### 1.2.7 Big Data

The definition of Big Data is somewhat nebulous. Typically, this term implies a large number of data points (as opposed to variables) and it is worth noting that the *effective sample size* might be smaller than the actual data size. For example, if there is a severe class imbalance or rare event rate, the number of events in the data might be fairly small. Click-through rate on online ads is a good example of this. Another example is when one particular region of the predictor space is abundantly sampled. Suppose a data set had billions of records but most correspond to white males within a certain age range. The number of distinct samples might be low, resulting in a data set that is not diverse.

One situation where large datasets probably doesn’t help is when samples are added within the mainstream of the data. This simply increases the granularity of the distribution of the variables and, after a certain point, may not help in the data analysis. More rows of data can be helpful when new areas of the population are being accrued. In other words, big data does not necessarily mean *better data*.

While the benefits of big data have been widely espoused, there are some potential drawbacks. First, it simply might not solve problems being encountered in the analysis. Big data cannot automatically induce a relationship between the predictors and outcome when none exists. Second, there are often computational ramifications to having large amounts of data. Many high-variance/low-bias models tend to be very complex and computationally demanding and the time to fit these models can increase with data size and, in some cases, the increase can be nonlinear. Adding more data allows these models to more accurately reflect the complexity of the data but would require specialized solutions to be feasible. This, in itself, is not problematic unless the solutions have the effect of restricting the types of models that can be utilized. It is better for the problem to dictate the type of model that is needed.

Additionally, not all models can exploit large data volumes. For high-bias, low-variance models, big data tends to simply drive down the standard errors of the parameter estimates. For example, in a linear regression created on a million data records, doubling or tripling the amount of training data is unlikely to improve the parameter estimates to any practical degree (all other things being equal).

However, there are models that can effectively leverage large data sets. In some domains, there can be large amounts of *unlabeled* data where the outcome is unknown but the predictors have been measured or computed. The classic examples are images and text but unlabeled data can occur in other situations. For example, pharmaceutical companies have large databases of chemical compounds that have been designed but their important characteristics have not been measured (which can be expensive). Other examples include public governmental databases where there is an abundance of data that have not been connected to a specific outcome.

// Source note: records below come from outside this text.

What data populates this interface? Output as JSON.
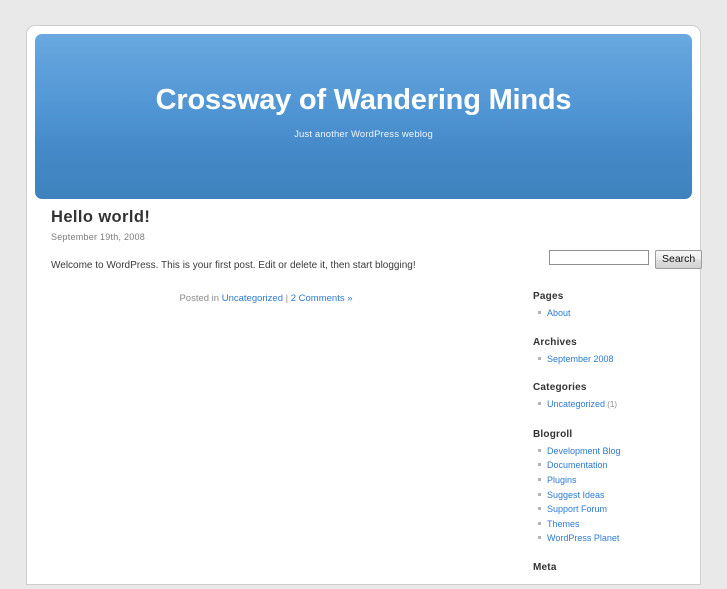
{
  "site": {
    "title": "Crossway of Wandering Minds",
    "tagline": "Just another WordPress weblog"
  },
  "post": {
    "title": "Hello world!",
    "date": "September 19th, 2008",
    "body": "Welcome to WordPress. This is your first post. Edit or delete it, then start blogging!",
    "meta_prefix": "Posted in ",
    "category": "Uncategorized",
    "meta_separator": " | ",
    "comments": "2 Comments »"
  },
  "search": {
    "value": "",
    "placeholder": "",
    "button_label": "Search"
  },
  "sidebar": {
    "widgets": [
      {
        "title": "Pages",
        "items": [
          {
            "label": "About",
            "count": ""
          }
        ]
      },
      {
        "title": "Archives",
        "items": [
          {
            "label": "September 2008",
            "count": ""
          }
        ]
      },
      {
        "title": "Categories",
        "items": [
          {
            "label": "Uncategorized",
            "count": "(1)"
          }
        ]
      },
      {
        "title": "Blogroll",
        "items": [
          {
            "label": "Development Blog",
            "count": ""
          },
          {
            "label": "Documentation",
            "count": ""
          },
          {
            "label": "Plugins",
            "count": ""
          },
          {
            "label": "Suggest Ideas",
            "count": ""
          },
          {
            "label": "Support Forum",
            "count": ""
          },
          {
            "label": "Themes",
            "count": ""
          },
          {
            "label": "WordPress Planet",
            "count": ""
          }
        ]
      },
      {
        "title": "Meta",
        "items": []
      }
    ]
  },
  "colors": {
    "link": "#2d7bd0",
    "header_top": "#6aa9e0",
    "header_bottom": "#3e82bd",
    "page_bg": "#e9e9e9"
  }
}
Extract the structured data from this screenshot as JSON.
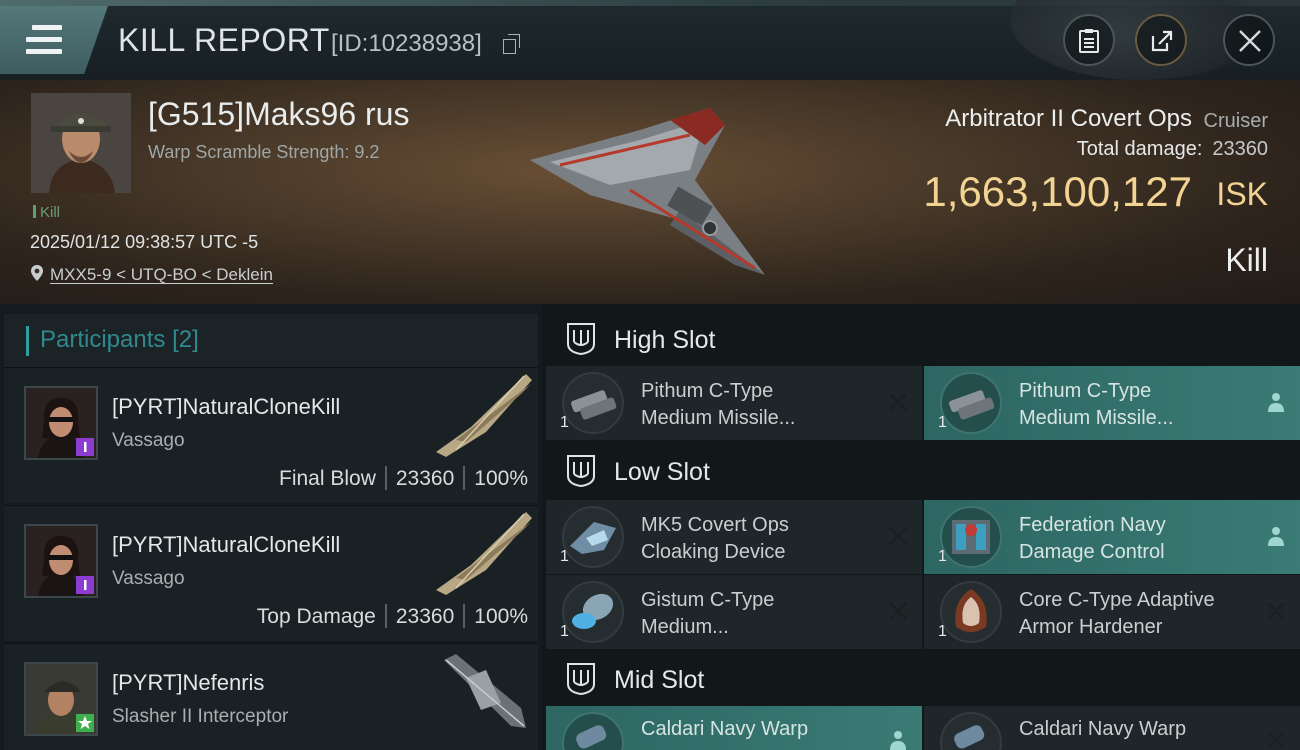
{
  "header": {
    "title": "KILL REPORT",
    "id_text": "[ID:10238938]"
  },
  "victim": {
    "name": "[G515]Maks96 rus",
    "warp_scramble": "Warp Scramble Strength: 9.2",
    "status": "Kill",
    "datetime": "2025/01/12 09:38:57 UTC -5",
    "location": "MXX5-9 < UTQ-BO < Deklein",
    "ship_name": "Arbitrator II Covert Ops",
    "ship_class": "Cruiser",
    "total_damage_label": "Total damage:",
    "total_damage_value": "23360",
    "isk_value": "1,663,100,127",
    "isk_unit": "ISK",
    "result": "Kill"
  },
  "participants": {
    "label": "Participants",
    "count": "[2]",
    "items": [
      {
        "name": "[PYRT]NaturalCloneKill",
        "ship": "Vassago",
        "role": "Final Blow",
        "damage": "23360",
        "percent": "100%"
      },
      {
        "name": "[PYRT]NaturalCloneKill",
        "ship": "Vassago",
        "role": "Top Damage",
        "damage": "23360",
        "percent": "100%"
      },
      {
        "name": "[PYRT]Nefenris",
        "ship": "Slasher II Interceptor"
      }
    ]
  },
  "fitting": {
    "high_slot": {
      "title": "High Slot",
      "modules": [
        {
          "qty": "1",
          "name_l1": "Pithum C-Type",
          "name_l2": "Medium Missile..."
        },
        {
          "qty": "1",
          "name_l1": "Pithum C-Type",
          "name_l2": "Medium Missile..."
        }
      ]
    },
    "low_slot": {
      "title": "Low Slot",
      "modules": [
        {
          "qty": "1",
          "name_l1": "MK5 Covert Ops",
          "name_l2": "Cloaking Device"
        },
        {
          "qty": "1",
          "name_l1": "Federation Navy",
          "name_l2": "Damage Control"
        },
        {
          "qty": "1",
          "name_l1": "Gistum C-Type",
          "name_l2": "Medium..."
        },
        {
          "qty": "1",
          "name_l1": "Core C-Type Adaptive",
          "name_l2": "Armor Hardener"
        }
      ]
    },
    "mid_slot": {
      "title": "Mid Slot",
      "modules": [
        {
          "name_l1": "Caldari Navy Warp"
        },
        {
          "name_l1": "Caldari Navy Warp"
        }
      ]
    }
  },
  "colors": {
    "accent_teal": "#2f9ea0",
    "isk_gold": "#f2d392",
    "highlight_module": "#3a7b75"
  }
}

Unlabeled data can be used to solve some specific modeling problems. For models that require formal probability specifications, determining multivariate distributions can be extremely difficult. Copious amounts of predictors data can help estimate or specify these distributions. Autoencoders, discussed in Section 6.3.2, are models that can denoise or smooth the predictor values. The outcome is not required to create an autoencoder so unlabeled data can potentially improve the situation.

Overall, when encountering (or being offered) large amounts of data, one might think to ask:

- What are you using it for? Does it solve some unmet need?
- Will it get in the way?